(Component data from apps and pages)
__________________________________________________
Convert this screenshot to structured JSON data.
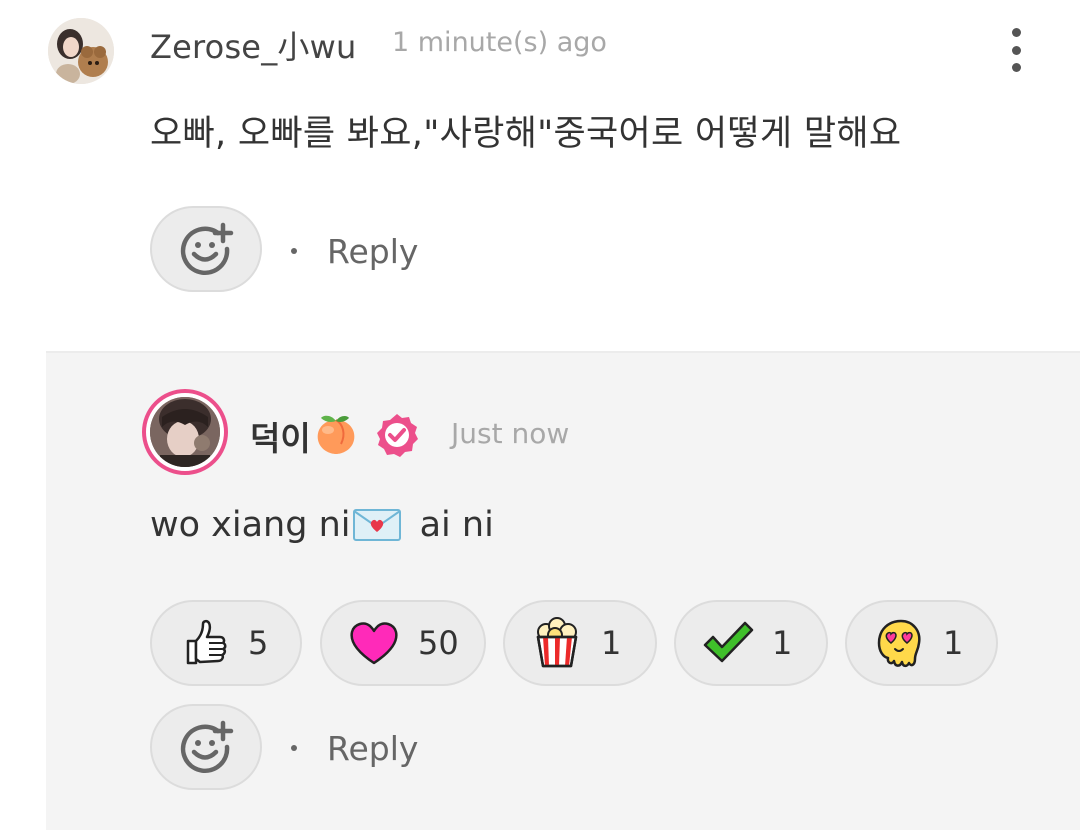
{
  "comment": {
    "username": "Zerose_小wu",
    "timestamp": "1 minute(s) ago",
    "text": "오빠, 오빠를 봐요,\"사랑해\"중국어로 어떻게 말해요",
    "reply_label": "Reply",
    "separator": "·"
  },
  "reply": {
    "username": "덕이",
    "username_emoji": "peach-emoji",
    "verified": true,
    "timestamp": "Just now",
    "text_before": "wo xiang ni",
    "text_emoji": "love-letter-emoji",
    "text_after": " ai ni",
    "reply_label": "Reply",
    "separator": "·",
    "reactions": [
      {
        "icon": "thumbs-up-icon",
        "count": "5"
      },
      {
        "icon": "heart-icon",
        "count": "50"
      },
      {
        "icon": "popcorn-icon",
        "count": "1"
      },
      {
        "icon": "check-icon",
        "count": "1"
      },
      {
        "icon": "heart-eyes-face-icon",
        "count": "1"
      }
    ]
  },
  "colors": {
    "accent_pink": "#ec4f8b",
    "heart": "#ff2ab9",
    "check": "#3fbf2a",
    "face": "#ffd94a"
  }
}
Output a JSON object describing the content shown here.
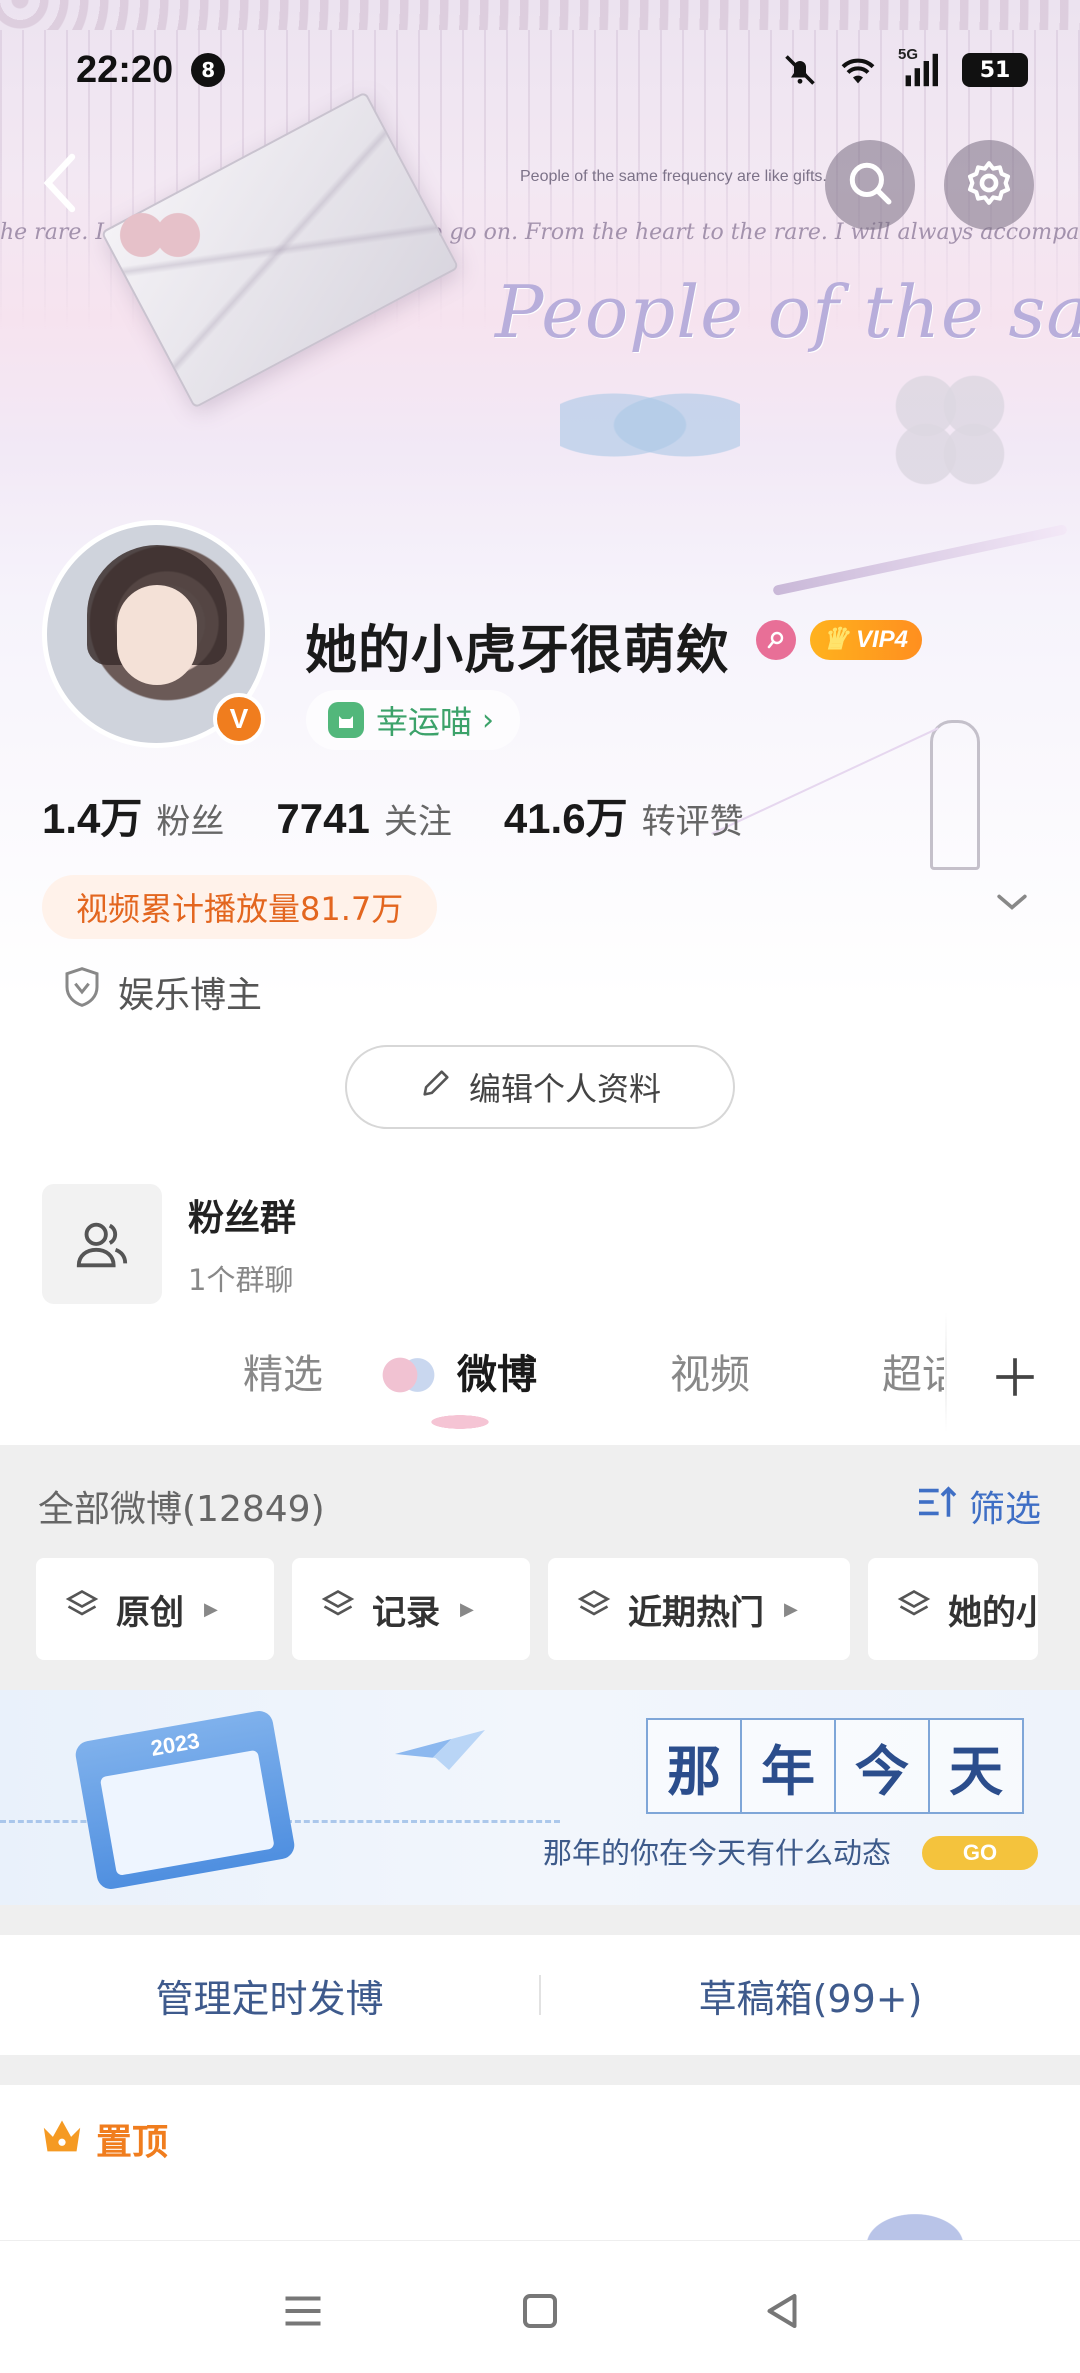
{
  "status_bar": {
    "time": "22:20",
    "notification_count": "8",
    "network_label": "5G",
    "battery_level": "51"
  },
  "banner": {
    "small_text": "People of the same frequency are like gifts.",
    "script_text": "he rare. I will always accompany you to go on.  From the heart to the rare. I will always accompany you to go on.",
    "big_script": "People of the same"
  },
  "profile": {
    "name": "她的小虎牙很萌欸",
    "vip_label": "VIP4",
    "lucky_label": "幸运喵",
    "stats": [
      {
        "value": "1.4万",
        "label": "粉丝"
      },
      {
        "value": "7741",
        "label": "关注"
      },
      {
        "value": "41.6万",
        "label": "转评赞"
      }
    ],
    "play_count": "视频累计播放量81.7万",
    "certification": "娱乐博主",
    "edit_button": "编辑个人资料"
  },
  "fans_group": {
    "title": "粉丝群",
    "subtitle": "1个群聊"
  },
  "tabs": [
    {
      "label": "精选",
      "active": false
    },
    {
      "label": "微博",
      "active": true
    },
    {
      "label": "视频",
      "active": false
    },
    {
      "label": "超话",
      "active": false
    }
  ],
  "feed": {
    "header": "全部微博(12849)",
    "filter_label": "筛选",
    "chips": [
      "原创",
      "记录",
      "近期热门",
      "她的小虎牙"
    ],
    "memory": {
      "year": "2023",
      "title_chars": [
        "那",
        "年",
        "今",
        "天"
      ],
      "subtitle": "那年的你在今天有什么动态",
      "go": "GO"
    },
    "manage": {
      "scheduled": "管理定时发博",
      "drafts": "草稿箱(99+)"
    },
    "pinned_label": "置顶"
  },
  "colors": {
    "accent_orange": "#f07d1e",
    "link_blue": "#3f6fc5",
    "lucky_green": "#3ca26a"
  }
}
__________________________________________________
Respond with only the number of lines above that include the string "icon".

**Output of the exercise**: 5